Airport activity across Southeast Florida is equally impressive. Among U.S. airports, Miami International ranks first for international freight and third for the number of international passengers served, and is the only U.S. airport certified as a pharmaceutical freight hub by the International Air Transport Association. In 2018, MIA handled 2.3 million total tons of freight. A total of 45 million passengers — 49% of them international — passed through MIA in 2018, and that figure is likely to increase in 2019 with the addition of nonstop passenger service to Casablanca and Warsaw.
Fort Lauderdale-Hollywood International served 36 million passengers in 2018, a 10.6% increase over the previous year, and at 8.6 million, international traffic was up by nearly 20%. Palm Beach International Airport recorded a passenger increase of 3% in 2018 for a total of 6.5 million passengers.
Several companies that provide services to South Florida’s aviation industry are also growing:
• Delta Private Jets, a subsidiary of Delta Airlines, has expanded its maintenance, repair and overhaul (MRO) capabilities with a new location at Sheltair Aviation on the grounds of Fort Lauderdale-Hollywood International Airport.
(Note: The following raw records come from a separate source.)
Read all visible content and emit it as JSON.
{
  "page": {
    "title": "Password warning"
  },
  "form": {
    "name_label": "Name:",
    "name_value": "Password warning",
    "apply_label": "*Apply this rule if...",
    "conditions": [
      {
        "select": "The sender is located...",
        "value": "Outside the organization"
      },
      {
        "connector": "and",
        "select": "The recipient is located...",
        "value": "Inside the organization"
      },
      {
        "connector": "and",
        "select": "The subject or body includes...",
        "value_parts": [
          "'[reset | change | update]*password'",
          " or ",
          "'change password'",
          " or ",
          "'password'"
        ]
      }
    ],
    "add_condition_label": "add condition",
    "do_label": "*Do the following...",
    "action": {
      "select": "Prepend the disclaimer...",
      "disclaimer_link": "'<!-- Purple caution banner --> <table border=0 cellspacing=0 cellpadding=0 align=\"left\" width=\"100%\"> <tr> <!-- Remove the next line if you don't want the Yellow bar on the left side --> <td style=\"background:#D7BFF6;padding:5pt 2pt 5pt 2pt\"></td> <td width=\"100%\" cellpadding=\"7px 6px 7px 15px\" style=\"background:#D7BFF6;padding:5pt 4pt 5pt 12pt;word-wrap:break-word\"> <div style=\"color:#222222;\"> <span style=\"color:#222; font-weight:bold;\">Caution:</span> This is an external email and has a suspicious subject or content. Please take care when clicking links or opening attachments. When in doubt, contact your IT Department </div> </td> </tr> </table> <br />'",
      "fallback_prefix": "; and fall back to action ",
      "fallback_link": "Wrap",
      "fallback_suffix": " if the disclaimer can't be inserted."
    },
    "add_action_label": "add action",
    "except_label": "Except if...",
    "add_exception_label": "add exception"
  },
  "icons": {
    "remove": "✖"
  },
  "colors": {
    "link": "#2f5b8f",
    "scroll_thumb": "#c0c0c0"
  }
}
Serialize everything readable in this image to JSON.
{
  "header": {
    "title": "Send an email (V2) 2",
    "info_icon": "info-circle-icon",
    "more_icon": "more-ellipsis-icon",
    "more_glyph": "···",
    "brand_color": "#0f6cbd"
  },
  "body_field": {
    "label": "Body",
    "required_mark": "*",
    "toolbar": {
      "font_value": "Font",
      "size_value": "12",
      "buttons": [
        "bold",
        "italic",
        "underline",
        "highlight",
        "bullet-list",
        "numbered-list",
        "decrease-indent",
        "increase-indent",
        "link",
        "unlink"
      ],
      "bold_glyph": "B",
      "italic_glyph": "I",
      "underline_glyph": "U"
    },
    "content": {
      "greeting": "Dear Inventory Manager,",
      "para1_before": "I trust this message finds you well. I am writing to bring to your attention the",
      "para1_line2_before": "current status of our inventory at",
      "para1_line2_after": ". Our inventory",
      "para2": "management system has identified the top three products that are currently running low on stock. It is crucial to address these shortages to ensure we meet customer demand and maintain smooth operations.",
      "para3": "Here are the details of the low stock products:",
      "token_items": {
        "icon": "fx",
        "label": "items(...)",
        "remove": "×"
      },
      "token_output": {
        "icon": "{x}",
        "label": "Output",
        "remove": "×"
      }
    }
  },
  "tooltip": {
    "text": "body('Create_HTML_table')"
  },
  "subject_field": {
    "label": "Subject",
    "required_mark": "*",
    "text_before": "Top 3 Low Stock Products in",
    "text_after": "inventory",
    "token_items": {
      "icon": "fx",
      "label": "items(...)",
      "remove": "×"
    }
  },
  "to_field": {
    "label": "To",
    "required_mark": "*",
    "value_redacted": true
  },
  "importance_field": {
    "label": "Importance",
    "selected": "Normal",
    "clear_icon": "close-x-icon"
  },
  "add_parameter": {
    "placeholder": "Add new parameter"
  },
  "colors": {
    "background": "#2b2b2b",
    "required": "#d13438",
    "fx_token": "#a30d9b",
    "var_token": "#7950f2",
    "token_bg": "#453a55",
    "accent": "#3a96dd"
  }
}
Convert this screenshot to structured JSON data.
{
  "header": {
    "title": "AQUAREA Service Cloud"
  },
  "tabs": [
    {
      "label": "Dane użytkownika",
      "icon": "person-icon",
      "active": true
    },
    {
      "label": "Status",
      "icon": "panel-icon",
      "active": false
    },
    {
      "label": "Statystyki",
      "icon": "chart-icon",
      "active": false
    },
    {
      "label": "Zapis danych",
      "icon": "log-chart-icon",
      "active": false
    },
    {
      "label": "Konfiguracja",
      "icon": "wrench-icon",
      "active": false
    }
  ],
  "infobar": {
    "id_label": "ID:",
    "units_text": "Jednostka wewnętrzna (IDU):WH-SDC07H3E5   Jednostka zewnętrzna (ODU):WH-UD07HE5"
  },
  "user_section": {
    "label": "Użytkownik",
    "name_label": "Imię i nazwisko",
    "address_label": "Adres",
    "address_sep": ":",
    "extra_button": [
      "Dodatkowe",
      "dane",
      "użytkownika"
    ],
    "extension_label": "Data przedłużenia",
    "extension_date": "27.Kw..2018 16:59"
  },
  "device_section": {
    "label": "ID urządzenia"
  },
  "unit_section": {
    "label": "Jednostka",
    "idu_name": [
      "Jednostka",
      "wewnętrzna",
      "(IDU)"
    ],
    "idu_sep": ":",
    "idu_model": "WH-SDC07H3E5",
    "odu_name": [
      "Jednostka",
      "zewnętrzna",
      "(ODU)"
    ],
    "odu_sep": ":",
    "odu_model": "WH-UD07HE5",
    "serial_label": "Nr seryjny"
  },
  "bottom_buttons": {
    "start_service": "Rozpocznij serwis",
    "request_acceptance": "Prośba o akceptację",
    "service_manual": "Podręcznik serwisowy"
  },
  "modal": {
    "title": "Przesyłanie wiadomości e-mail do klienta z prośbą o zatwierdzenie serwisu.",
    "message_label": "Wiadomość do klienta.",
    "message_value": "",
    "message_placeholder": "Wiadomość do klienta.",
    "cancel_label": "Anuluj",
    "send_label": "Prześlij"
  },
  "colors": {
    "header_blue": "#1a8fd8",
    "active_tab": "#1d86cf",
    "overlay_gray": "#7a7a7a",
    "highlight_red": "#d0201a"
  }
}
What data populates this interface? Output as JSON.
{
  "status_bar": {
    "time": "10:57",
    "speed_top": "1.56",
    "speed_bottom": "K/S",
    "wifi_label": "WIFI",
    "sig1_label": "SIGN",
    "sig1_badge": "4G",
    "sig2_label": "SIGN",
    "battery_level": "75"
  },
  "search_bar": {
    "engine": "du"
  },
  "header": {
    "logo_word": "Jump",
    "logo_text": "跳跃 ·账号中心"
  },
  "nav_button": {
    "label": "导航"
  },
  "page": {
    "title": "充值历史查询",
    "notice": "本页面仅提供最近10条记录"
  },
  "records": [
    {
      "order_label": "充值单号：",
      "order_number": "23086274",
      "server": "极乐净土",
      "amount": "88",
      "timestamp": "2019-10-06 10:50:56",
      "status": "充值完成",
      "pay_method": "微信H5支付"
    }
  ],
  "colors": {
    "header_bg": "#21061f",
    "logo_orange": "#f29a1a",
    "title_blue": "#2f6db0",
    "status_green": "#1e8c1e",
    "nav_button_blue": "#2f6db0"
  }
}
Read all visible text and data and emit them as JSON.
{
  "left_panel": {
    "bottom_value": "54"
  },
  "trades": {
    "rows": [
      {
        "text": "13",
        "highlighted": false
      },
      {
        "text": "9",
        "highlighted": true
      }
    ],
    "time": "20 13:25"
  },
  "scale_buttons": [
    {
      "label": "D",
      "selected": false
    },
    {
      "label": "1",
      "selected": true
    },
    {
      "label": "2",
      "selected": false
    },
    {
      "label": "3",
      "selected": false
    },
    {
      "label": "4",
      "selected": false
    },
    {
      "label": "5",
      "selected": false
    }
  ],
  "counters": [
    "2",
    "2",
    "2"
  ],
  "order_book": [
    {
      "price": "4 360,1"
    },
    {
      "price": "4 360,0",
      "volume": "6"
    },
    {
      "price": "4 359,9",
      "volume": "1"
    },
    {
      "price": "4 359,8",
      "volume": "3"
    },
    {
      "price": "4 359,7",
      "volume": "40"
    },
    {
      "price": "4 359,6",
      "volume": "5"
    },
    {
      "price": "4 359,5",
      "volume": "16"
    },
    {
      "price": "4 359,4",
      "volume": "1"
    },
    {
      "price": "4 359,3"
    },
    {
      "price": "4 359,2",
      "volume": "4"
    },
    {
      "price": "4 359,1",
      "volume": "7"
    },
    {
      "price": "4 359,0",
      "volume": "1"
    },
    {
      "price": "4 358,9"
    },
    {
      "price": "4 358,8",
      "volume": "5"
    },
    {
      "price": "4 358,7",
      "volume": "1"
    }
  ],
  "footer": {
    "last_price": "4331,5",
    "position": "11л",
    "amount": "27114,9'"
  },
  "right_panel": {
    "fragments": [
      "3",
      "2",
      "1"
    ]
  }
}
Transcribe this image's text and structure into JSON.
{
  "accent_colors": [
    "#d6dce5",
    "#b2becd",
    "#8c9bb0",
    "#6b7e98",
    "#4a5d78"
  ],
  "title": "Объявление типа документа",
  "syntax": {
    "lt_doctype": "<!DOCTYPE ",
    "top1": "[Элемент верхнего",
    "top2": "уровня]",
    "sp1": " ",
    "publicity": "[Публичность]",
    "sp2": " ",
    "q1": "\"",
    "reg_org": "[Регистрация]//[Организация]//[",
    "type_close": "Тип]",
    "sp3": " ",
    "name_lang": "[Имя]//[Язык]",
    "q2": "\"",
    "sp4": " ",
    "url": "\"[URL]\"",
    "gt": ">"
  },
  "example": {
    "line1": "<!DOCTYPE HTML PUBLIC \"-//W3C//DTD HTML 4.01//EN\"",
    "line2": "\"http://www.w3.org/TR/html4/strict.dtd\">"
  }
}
The new facility includes a 15,000-sq.-ft. hangar and an additional 2,200-sq.-ft. office space.
• German plane manufacturer Bombardier is building a nearly 300,000-sq.-ft. center at Miami-Opa Locka Executive Airport, where it plans to more than double the size of its Florida-based service workforce.
• Ga.-based Gulfstream Aerospace plans to build a 168,000-sq.-ft. combination MRO-hangar-office facility to replace its smaller center at Palm Beach International Airport; 50 new jobs are anticipated.
KEY PLAYERS: FedEx Latin America, Miami; Norwegian Cruise Line, Miami; Royal Caribbean Cruises, Miami; Ryder Integrated Logistics, Miami; Spirit Airlines, Miramar